[Available records — start]

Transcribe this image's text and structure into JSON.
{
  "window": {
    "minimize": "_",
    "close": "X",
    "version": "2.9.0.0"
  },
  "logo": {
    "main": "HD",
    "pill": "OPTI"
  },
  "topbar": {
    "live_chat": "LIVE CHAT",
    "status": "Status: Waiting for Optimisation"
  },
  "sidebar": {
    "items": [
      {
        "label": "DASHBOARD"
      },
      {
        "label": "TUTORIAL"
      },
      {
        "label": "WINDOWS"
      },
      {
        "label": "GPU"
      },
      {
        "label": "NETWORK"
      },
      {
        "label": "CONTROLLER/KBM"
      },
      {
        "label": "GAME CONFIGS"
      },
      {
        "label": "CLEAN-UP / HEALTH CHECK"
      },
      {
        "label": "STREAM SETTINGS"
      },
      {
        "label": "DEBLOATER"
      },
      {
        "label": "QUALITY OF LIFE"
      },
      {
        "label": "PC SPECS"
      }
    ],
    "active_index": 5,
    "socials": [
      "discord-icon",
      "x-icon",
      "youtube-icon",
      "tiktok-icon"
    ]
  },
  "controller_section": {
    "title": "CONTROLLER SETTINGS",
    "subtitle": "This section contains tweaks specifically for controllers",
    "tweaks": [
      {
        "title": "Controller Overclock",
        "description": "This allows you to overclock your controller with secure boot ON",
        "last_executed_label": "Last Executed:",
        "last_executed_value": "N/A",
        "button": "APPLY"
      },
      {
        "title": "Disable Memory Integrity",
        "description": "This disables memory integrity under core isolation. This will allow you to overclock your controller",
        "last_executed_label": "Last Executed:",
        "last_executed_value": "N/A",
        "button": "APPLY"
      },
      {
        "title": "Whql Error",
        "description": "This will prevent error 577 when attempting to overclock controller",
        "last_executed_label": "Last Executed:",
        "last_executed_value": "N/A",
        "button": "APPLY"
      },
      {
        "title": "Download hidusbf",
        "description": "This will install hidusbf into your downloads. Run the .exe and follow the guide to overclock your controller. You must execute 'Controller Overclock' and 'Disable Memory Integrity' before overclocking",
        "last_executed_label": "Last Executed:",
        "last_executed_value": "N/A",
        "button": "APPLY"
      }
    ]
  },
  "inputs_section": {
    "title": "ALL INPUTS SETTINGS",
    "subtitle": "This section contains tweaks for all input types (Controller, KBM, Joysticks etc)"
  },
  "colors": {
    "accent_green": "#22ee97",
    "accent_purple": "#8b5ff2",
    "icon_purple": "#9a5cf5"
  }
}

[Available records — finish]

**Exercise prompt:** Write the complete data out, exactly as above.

**Response to the task:**
Transcribe this image's text and structure into JSON.
{
  "window": {
    "minimize": "_",
    "close": "X",
    "version": "2.9.0.0"
  },
  "logo": {
    "main": "HD",
    "pill": "OPTI"
  },
  "topbar": {
    "live_chat": "LIVE CHAT",
    "status": "Status: Waiting for Optimisation"
  },
  "sidebar": {
    "items": [
      {
        "label": "DASHBOARD"
      },
      {
        "label": "TUTORIAL"
      },
      {
        "label": "WINDOWS"
      },
      {
        "label": "GPU"
      },
      {
        "label": "NETWORK"
      },
      {
        "label": "CONTROLLER/KBM"
      },
      {
        "label": "GAME CONFIGS"
      },
      {
        "label": "CLEAN-UP / HEALTH CHECK"
      },
      {
        "label": "STREAM SETTINGS"
      },
      {
        "label": "DEBLOATER"
      },
      {
        "label": "QUALITY OF LIFE"
      },
      {
        "label": "PC SPECS"
      }
    ],
    "active_index": 5,
    "socials": [
      "discord-icon",
      "x-icon",
      "youtube-icon",
      "tiktok-icon"
    ]
  },
  "controller_section": {
    "title": "CONTROLLER SETTINGS",
    "subtitle": "This section contains tweaks specifically for controllers",
    "tweaks": [
      {
        "title": "Controller Overclock",
        "description": "This allows you to overclock your controller with secure boot ON",
        "last_executed_label": "Last Executed:",
        "last_executed_value": "N/A",
        "button": "APPLY"
      },
      {
        "title": "Disable Memory Integrity",
        "description": "This disables memory integrity under core isolation. This will allow you to overclock your controller",
        "last_executed_label": "Last Executed:",
        "last_executed_value": "N/A",
        "button": "APPLY"
      },
      {
        "title": "Whql Error",
        "description": "This will prevent error 577 when attempting to overclock controller",
        "last_executed_label": "Last Executed:",
        "last_executed_value": "N/A",
        "button": "APPLY"
      },
      {
        "title": "Download hidusbf",
        "description": "This will install hidusbf into your downloads. Run the .exe and follow the guide to overclock your controller. You must execute 'Controller Overclock' and 'Disable Memory Integrity' before overclocking",
        "last_executed_label": "Last Executed:",
        "last_executed_value": "N/A",
        "button": "APPLY"
      }
    ]
  },
  "inputs_section": {
    "title": "ALL INPUTS SETTINGS",
    "subtitle": "This section contains tweaks for all input types (Controller, KBM, Joysticks etc)"
  },
  "colors": {
    "accent_green": "#22ee97",
    "accent_purple": "#8b5ff2",
    "icon_purple": "#9a5cf5"
  }
}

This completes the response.